LetterFind:   Selected:  



Fond of making love. A 17th century coinage, after libertine. Thomas Dekker in THE PATIENT GRISSILL (1603) : These gentlemen lovertine, and my selfe a hater of love. (The early libertine sought political, not amatory, freedom.)


Soft-spoken; applied to excessive delicacy of speech, prudery, or to hypocrisy, sycophancy; to one that does not venture to speak his mind. Hence, mealy-mouthedness. The word is usually related to meal, flour; but E. Edwards (in WORDS, FACTS, AND PHRASES, 1881) points out that Shakespeare uses honey-mouthed and suggests that mealy-mouthed may have come from Latin mel, English mell, honey. Thomas Dekker in THE GENTLE CRAFT (1600) says This wench with the mealy mouth, is my wife, I can tell you. The word mealy alone sometimes has the same meaning, as in (1697; Leslie, SNAKE IN THE GRASS) thy mealy modesty. The term was also used, more generally, to mean over-scrupulous, as in Malkin's translation (1809) of GIL BLAS: You are not mealy-mouthed about receiving a commoner into your pedigree.

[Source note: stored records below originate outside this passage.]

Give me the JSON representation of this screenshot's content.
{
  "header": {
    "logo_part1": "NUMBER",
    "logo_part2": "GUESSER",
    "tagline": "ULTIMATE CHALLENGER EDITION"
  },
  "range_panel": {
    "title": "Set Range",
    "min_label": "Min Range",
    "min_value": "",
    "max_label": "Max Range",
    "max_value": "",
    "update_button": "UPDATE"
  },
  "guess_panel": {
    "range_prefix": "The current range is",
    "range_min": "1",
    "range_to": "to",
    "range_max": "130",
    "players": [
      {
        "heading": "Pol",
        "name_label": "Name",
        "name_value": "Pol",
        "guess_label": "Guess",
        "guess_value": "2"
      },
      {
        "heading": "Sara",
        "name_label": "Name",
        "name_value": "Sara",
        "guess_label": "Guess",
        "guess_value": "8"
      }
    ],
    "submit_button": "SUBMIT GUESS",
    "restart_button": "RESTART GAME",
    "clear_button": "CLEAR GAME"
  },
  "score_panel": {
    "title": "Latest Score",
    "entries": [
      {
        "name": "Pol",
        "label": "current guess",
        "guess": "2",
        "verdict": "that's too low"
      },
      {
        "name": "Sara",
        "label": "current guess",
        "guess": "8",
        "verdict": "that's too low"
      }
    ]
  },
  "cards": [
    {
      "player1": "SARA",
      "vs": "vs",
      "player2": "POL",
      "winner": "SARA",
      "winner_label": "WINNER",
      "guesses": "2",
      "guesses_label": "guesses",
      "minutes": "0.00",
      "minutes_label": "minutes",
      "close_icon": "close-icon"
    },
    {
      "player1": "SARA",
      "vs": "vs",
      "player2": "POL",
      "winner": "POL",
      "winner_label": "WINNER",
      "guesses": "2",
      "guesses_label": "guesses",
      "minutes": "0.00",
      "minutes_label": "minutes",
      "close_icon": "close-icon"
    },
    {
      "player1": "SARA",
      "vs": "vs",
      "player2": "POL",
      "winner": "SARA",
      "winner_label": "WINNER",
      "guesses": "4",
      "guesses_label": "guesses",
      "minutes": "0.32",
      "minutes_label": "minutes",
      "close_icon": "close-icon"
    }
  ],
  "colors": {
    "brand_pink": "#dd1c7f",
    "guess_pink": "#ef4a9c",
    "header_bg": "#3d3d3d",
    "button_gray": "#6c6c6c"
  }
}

A 17th century form, supplanted by palatial. Thus Thomas Dekker in BRITTANNIA'S HONOR (1628) spoke of faire, spacious, and pallacious houses. Note that palaceous is a scientific term meaning spade-like, spade-shaped; from Latin pala, shovel. Palaceward, toward the palace, is used by Chaucer in TROYLUS AND CRISEYDE (1374): As was his wey to wende to paylaysward.
Colonial Sense is an advocate for global consumer privacy rights, protection and security.
All material on this website © copyright 2009-20 by Colonial Sense, except where otherwise indicated.